Like many of my agnates who were teenagers in the 1980s, I have a a long musical relationship with Michael Jackson. I appreciate him.
And like most people all over the world, music is a nutty and mysterious trigger. Hearing AC/DC’s Hell’s Bells brings the scent of my friend Virgil’s 1980s basement space heater to my nostrils. Pretty much any U2 song has me in front of my TV watching Mary J. Blige singing One on the Grammys in 2006. I’ve adopted Teenage Dream as a love song for my wife, whom I met when we were in our 40s.
There doesn’t have to be a logic to all this. It’s music, and music is magical.

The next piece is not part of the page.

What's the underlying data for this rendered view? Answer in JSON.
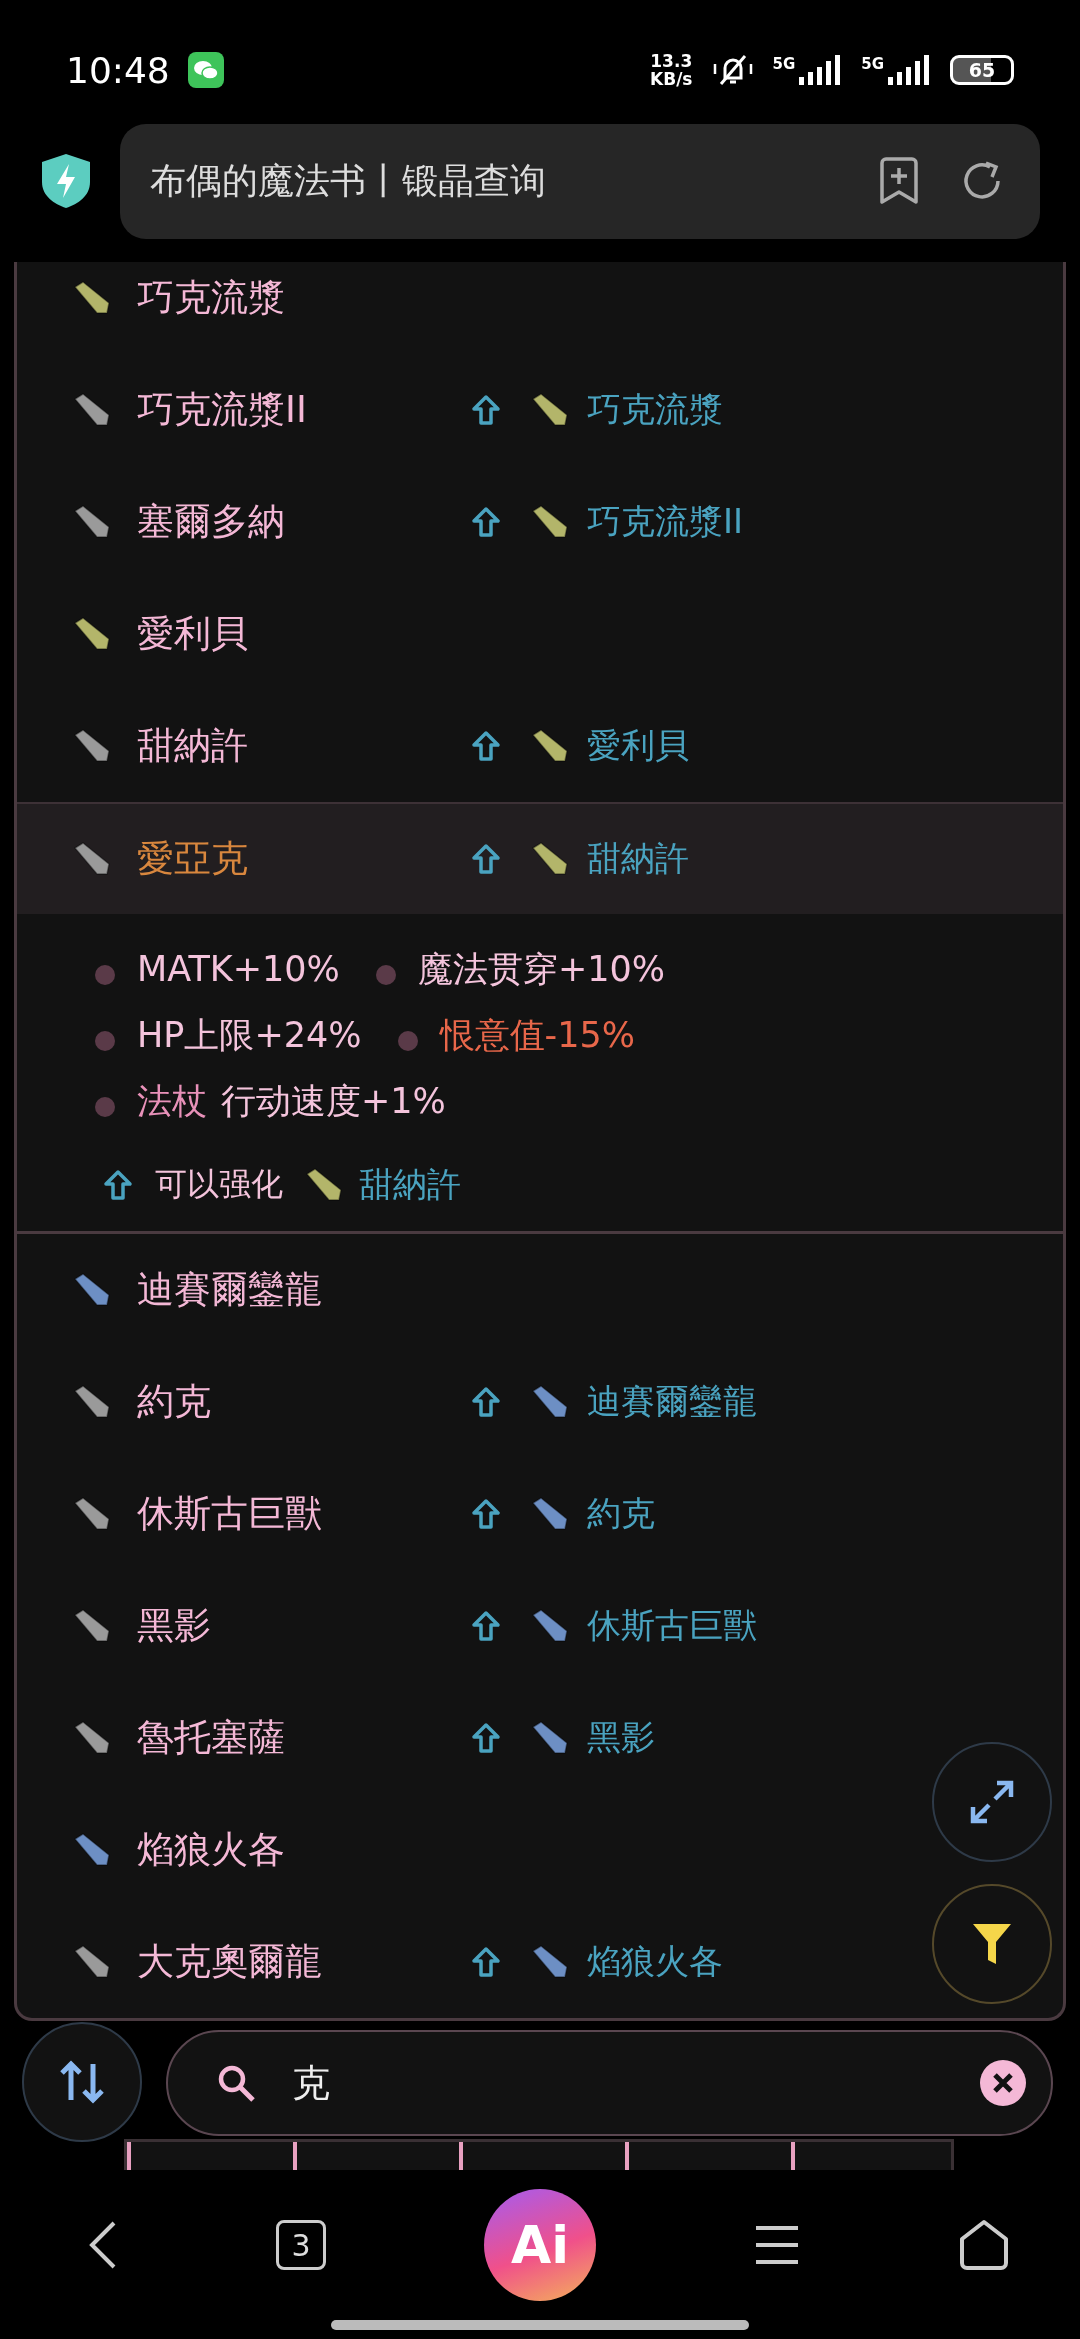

Billie Jean, a song that came out in 1982, has been forever adopted as a song devoted to controlled, mini crying jags over my mother, Jeanne M. O’Neil, who died last year. My family and I worked to bring her through her final months on Earth, as she suffered from a couple falls and the general deterioration of a brilliant 83-year old woman.
We covered the normal tasks that accompany these things— caregiver management, physical therapy help, nursing home research, talking to her & loving her, and then the journey through hospice.
It’s a lot of work. I love work. I thrived on the tasks. But on every Tuesday during this time period, late winter and early spring of last year, I’d wake up early and drive out to Winfield to get the kids to school. Then I’d exercise, clean up, and roam coffee shops in the western suburbs, working and taking calls in the current fashion of many a remote worker.
Getting away from the hospital rhythm and the language of medical wartime did something to me. So by the time I got my first vente skim latte, sat down at a small table, popped open the laptop and Outlook, I’d breathe out deeply.
With my earbuds in, and my Nike baseball cap down low, I’d put on Billie Jean. Turn it up to 11 and put my head down. The crisp start, the classic 8 beat, the snare that grabs, the entrance of every instrument. The lyrics were nothing, except for the misspelled “Jean”, which was all that mattered. The whole thing was just a cipher. My own code of grief and relief and exhale and steel for more. Four minutes and fifty three seconds of ear-bam.
Music is such a great jot of humanity.